Operation Dingson (5–18 June 1944) was an operation in the Second World War, conducted by about 178 Free Frenchparatroops of the 4th Special Air Service (SAS), commanded by Colonel Pierre-Louis Bourgoin, who jumped into German occupied France near Vannes, Morbihan, Southern Brittany, in Plumelec, on the night of 5 June 1944 (11 h 30), (Captain Pierre Marienne with 17 men), and Saint-Marcel (8–18 June).
At this time there was approximately 100 000 German troops, and artillery, preparing to move to the Normandy landing areas.
Immediately upon landing in Brittany, on the night of 5 June 1944 (11 h 30), 18 Free French SAS who jumped in near Plumelec, went into action fighting against German troops (Ukrainians and Georgians from Vlassov’s army).
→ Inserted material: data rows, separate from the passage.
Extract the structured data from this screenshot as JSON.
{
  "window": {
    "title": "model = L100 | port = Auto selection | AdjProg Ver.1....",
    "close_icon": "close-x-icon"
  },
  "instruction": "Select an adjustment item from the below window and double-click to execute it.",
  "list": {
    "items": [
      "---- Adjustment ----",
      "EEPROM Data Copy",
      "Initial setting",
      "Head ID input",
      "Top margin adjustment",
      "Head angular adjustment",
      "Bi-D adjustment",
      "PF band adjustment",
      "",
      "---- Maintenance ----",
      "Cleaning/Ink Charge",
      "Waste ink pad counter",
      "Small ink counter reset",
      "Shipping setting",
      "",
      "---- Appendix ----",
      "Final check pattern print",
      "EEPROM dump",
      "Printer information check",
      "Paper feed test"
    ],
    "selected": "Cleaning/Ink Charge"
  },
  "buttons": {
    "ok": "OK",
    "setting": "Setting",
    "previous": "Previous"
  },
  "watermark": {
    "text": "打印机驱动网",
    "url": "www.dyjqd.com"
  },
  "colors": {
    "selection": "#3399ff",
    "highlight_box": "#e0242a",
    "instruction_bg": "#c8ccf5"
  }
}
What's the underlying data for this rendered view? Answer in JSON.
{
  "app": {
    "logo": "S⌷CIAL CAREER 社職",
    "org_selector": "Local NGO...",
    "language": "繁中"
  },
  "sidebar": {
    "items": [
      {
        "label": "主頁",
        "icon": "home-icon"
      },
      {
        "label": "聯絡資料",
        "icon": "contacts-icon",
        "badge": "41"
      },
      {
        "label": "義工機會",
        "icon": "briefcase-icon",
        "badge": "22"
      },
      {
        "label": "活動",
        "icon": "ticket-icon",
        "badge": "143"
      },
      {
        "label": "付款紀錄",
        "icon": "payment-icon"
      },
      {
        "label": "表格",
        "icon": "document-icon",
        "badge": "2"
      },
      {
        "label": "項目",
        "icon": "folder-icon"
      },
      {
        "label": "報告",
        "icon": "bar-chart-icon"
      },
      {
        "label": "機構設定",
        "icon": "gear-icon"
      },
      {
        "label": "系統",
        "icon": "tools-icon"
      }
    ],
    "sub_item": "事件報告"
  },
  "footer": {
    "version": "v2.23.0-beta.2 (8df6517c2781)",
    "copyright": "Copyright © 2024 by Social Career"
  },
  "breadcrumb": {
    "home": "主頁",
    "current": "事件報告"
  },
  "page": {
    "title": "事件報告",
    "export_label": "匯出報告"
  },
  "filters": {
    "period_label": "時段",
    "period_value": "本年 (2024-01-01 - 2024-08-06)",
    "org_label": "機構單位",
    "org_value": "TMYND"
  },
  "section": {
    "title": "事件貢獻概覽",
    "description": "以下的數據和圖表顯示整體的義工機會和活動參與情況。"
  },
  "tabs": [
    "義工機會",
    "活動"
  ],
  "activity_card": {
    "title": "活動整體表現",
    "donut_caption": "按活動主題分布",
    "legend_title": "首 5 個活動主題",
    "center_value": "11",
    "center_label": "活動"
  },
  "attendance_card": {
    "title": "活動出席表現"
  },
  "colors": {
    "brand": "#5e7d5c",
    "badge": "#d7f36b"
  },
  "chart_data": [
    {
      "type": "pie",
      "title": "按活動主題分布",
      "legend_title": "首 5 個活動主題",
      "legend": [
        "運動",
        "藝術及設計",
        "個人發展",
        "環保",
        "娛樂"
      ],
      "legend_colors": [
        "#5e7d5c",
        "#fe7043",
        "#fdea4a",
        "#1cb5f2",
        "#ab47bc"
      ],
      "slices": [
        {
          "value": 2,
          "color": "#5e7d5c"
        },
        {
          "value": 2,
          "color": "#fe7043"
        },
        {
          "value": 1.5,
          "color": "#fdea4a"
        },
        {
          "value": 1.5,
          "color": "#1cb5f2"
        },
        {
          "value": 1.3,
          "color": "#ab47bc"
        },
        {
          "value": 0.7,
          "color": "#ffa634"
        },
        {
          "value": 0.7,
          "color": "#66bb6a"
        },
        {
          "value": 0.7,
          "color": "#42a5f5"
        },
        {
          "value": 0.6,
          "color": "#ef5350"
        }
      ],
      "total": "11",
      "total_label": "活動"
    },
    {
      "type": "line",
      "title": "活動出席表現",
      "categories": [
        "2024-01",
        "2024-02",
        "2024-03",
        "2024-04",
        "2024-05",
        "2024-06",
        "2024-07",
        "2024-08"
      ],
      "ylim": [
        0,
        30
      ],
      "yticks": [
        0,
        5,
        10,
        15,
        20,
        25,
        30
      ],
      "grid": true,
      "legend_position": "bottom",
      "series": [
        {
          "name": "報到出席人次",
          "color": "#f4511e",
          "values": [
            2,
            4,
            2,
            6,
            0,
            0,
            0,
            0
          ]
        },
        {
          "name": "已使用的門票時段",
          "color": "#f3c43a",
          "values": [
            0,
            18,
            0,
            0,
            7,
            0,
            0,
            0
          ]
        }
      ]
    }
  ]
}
One hour later (0 h 40) the first victim of the liberation of his country, Corporal Emile Bouétard (born in Brittany, 1915–1944) of stick was killed by a German NCO near Plumelec.
The Free French SAS established a base (Saint-Marcel) and began to arm and equip members of local resistance fighters, operating with up to 3,000 Maquis fighters. However, their base was heavily attacked by a German paratroop division on 18 June and were forced to disperse.
Captain Pierre Marienne with 17 of his companions (6 paratroopers, 8 resistance fighters and 3 farmers) died a few weeks later in Kerihuel, Plumelec, (12 July at dawn).
The Dingson team was joined by the men who had just completed Operation Cooney. Dingson was conducted alongside Operation Samwest and Operation Lost, which were parts of Overlord.
Operation Dingson 35A
On 5 August 1944, 10 Waco CG-4 gliders towed by aircraft of 298 Squadron and 644 Squadron transported the French SAS men and armed jeeps to Brittany near Vannes (Locoal-Mendon), each glider carrying 3 SAS troopers and a jeep. One glider was lost with the death of the British pilot.
The SAS teams remained behind enemy lines in occupied territory until the Allies arrived.